A foreign-flagged ship arrived in Ukraine on Saturday for the first time since the war started in February, and will be loaded with grain, Ukrainian Infrastructure Minister Oleksandr Kubrakov said.
Ukraine is starting to resume grain exports in an effort overseen by a Joint Coordination Centre in Istanbul where Russian, Ukrainian, Turkish and UN personnel are working.
The United Nations and Turkey brokered a deal after UN warnings of possible outbreaks of famine due to a halt in grain shipments from Ukraine. Before the invasion, Russia and Ukraine together accounted for nearly a third of global wheat exports.
Kubrakov said the Barbados-flagged general cargo ship Fulmar S was in the Ukrainian port of Chornomorsk.
“We are doing (everything) possible to ensure that our ports can receive and handle more vessels. In particular, we plan to reach the level of at least three to five vessels per day in two weeks’ (time),” he wrote on Facebook.
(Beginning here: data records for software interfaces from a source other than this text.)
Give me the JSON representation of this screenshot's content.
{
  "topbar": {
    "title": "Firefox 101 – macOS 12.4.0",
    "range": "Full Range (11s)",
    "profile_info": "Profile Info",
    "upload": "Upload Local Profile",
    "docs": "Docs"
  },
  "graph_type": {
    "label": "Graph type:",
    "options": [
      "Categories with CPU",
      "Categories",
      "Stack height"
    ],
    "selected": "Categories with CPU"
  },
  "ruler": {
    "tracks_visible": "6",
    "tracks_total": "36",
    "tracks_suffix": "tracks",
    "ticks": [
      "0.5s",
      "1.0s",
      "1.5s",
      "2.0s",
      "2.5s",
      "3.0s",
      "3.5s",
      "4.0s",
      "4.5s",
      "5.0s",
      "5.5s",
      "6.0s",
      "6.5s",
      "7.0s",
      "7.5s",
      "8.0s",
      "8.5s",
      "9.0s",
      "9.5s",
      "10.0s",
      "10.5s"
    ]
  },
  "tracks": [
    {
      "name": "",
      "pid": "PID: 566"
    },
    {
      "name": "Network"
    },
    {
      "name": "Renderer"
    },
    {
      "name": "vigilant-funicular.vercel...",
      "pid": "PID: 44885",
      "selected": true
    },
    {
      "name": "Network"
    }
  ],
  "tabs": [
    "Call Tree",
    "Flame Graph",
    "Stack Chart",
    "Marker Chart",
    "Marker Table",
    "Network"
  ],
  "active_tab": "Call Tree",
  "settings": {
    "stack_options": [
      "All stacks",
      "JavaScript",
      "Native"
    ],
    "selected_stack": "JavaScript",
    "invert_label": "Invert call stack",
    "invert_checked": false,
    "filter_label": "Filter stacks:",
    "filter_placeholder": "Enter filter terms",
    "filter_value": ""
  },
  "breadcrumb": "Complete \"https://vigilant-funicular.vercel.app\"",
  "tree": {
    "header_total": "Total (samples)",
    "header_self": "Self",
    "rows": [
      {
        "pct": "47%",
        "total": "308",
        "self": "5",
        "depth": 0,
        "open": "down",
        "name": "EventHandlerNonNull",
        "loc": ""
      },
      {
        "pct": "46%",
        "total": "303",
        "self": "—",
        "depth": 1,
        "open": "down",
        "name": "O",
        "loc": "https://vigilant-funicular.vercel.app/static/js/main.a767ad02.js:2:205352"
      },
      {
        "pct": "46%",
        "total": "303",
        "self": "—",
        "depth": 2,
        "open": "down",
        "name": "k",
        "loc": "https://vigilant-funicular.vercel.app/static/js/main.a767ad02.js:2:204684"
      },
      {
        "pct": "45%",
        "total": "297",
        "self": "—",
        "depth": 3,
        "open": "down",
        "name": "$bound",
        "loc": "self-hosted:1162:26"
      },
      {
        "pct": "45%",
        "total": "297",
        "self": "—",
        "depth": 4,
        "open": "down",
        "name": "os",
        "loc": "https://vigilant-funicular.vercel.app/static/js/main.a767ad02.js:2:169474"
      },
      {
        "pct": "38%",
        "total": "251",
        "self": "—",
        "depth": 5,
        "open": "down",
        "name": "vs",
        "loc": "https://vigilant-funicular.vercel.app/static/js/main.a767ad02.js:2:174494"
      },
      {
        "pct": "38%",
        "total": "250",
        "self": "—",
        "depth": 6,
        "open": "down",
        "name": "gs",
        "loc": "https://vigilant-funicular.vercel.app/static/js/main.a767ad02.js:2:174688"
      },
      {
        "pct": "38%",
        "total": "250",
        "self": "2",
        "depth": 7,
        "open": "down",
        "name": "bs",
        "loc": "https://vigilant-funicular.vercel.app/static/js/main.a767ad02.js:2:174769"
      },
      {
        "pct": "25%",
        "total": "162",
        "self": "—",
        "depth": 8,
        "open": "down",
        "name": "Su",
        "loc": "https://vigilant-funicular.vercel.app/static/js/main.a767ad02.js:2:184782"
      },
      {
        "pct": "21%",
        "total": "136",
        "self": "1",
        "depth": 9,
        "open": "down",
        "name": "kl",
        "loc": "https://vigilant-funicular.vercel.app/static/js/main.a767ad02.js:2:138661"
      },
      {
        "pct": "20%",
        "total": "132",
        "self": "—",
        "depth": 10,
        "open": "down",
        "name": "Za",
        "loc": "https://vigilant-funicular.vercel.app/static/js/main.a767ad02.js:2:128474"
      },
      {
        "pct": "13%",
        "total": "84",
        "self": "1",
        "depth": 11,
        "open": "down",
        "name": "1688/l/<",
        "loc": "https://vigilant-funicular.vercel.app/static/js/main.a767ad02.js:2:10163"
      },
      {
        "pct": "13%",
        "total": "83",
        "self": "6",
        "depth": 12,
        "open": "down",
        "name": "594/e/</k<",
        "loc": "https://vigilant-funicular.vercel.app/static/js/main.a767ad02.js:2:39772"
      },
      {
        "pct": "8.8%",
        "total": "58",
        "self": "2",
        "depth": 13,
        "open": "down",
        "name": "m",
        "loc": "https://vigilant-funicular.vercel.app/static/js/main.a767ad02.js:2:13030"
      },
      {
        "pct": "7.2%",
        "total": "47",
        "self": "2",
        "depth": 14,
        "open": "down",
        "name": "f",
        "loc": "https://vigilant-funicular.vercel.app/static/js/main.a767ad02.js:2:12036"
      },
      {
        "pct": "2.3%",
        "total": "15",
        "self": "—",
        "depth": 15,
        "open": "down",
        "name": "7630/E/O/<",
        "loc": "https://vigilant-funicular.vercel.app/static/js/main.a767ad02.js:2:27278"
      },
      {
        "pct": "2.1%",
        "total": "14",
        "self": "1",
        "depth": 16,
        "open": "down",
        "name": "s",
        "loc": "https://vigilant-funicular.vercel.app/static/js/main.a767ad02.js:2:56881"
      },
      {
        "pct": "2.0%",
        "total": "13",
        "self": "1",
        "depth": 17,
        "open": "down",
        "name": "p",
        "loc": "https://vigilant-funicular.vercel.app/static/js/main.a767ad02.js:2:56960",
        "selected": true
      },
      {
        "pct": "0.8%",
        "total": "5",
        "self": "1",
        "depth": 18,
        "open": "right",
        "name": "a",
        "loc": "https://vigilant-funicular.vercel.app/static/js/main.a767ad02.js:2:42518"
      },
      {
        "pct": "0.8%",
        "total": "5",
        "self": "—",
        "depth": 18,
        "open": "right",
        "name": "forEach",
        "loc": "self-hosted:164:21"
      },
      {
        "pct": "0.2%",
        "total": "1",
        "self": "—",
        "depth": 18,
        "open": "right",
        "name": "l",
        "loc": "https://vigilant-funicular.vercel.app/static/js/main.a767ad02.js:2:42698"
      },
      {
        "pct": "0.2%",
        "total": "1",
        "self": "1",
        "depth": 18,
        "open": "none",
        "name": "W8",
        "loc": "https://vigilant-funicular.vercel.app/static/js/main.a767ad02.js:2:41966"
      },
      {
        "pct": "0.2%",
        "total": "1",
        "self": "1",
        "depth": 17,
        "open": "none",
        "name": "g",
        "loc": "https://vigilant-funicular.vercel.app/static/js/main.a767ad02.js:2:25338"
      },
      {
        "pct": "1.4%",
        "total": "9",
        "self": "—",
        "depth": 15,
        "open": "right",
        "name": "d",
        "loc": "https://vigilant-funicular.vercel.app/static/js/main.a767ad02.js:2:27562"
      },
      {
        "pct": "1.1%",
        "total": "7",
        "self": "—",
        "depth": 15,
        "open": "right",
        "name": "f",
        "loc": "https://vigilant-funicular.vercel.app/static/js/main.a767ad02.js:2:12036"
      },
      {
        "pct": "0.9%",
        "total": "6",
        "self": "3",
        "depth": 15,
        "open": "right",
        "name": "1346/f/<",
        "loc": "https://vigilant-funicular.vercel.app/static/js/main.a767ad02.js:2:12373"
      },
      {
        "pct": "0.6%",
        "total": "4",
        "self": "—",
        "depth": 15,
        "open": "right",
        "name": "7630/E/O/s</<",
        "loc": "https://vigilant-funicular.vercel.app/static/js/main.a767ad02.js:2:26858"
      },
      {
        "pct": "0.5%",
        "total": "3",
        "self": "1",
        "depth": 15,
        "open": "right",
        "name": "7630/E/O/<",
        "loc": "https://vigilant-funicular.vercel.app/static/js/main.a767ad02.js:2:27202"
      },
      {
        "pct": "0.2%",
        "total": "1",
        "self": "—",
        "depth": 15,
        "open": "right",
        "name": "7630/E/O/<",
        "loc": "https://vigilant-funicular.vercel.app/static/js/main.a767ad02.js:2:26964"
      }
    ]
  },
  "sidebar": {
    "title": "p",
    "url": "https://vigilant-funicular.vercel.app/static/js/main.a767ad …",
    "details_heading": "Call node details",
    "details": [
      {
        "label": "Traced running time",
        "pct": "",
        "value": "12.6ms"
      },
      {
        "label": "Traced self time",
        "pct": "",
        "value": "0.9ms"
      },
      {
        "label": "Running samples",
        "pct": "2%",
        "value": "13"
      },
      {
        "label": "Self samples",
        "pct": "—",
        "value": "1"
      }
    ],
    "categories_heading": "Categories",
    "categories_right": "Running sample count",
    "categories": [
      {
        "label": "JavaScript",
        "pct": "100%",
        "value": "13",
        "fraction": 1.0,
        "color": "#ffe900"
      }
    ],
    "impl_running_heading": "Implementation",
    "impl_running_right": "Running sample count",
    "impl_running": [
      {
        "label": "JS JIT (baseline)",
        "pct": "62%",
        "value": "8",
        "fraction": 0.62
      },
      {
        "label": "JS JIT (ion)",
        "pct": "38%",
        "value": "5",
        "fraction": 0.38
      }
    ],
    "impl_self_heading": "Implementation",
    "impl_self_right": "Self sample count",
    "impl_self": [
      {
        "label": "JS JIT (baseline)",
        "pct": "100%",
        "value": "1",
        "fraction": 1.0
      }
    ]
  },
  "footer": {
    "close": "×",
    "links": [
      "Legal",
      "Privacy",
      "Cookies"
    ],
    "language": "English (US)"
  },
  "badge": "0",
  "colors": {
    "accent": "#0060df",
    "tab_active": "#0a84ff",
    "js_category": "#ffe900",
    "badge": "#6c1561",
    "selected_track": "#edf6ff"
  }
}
Ukrainian President Volodymyr Zelenskiy said the resumption of exports was positive, adding that security risks remained.
“The threat of Russian provocations and terrorist acts remains. Everyone should be aware of this,” he said in a late-night video address on Saturday.
“But if our partners fulfill their part of the commitment and guarantee the security of supplies, this will really solve the global food crisis.”
Ukraine eventually aims to ship out 3 million tonnes a month from its Black Sea ports, Kubrakov said.
“This event is an important market signal that the (grain shipment deal) is a safe and, most importantly, profitable business opportunity for ship owners to return to Ukrainian ports,” he added.
Roughly 20 million tonnes of grain from last year’s crops are still stuck in the country.
(Reporting by David Ljunggren; editing by Jonathan Oatis)